Check every line of the entries below for the word "Gear", and copy the ones that have it.

[Page and application data records]
[Start of section]
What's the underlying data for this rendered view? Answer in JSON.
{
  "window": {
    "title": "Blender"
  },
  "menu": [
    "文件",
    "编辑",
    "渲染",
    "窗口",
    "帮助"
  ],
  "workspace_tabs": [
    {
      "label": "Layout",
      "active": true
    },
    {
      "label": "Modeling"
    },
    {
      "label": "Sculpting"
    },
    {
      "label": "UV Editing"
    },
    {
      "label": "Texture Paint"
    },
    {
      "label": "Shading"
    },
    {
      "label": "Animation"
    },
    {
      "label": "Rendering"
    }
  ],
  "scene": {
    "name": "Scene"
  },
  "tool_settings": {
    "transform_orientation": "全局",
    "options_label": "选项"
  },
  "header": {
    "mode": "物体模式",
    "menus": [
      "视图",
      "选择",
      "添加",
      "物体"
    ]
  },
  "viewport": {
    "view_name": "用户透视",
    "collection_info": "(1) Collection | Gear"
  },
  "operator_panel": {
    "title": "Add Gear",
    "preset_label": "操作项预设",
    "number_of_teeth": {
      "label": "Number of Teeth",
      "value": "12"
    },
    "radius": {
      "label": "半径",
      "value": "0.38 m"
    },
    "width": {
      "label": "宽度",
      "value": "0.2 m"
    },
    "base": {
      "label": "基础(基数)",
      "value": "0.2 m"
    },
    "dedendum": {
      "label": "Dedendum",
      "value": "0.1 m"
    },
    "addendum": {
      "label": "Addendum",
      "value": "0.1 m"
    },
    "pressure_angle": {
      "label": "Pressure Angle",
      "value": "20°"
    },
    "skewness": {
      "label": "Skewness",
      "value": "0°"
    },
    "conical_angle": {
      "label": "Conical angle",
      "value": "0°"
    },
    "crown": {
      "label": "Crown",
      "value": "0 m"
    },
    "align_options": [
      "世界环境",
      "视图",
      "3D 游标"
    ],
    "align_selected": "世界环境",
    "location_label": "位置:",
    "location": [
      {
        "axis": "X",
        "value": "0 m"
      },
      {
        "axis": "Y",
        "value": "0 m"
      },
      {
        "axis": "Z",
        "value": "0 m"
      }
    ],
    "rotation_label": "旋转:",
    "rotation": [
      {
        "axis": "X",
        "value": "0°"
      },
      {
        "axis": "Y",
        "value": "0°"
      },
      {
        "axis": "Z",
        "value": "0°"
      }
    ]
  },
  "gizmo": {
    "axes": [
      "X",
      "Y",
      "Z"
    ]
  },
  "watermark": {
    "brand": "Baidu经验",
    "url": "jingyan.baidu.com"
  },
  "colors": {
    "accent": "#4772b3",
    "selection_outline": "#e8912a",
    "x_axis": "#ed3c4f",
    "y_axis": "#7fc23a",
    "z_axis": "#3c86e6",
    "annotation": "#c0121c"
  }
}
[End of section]
### RESPONSE AREA:
    "collection_info": "(1) Collection | Gear"
    "title": "Add Gear",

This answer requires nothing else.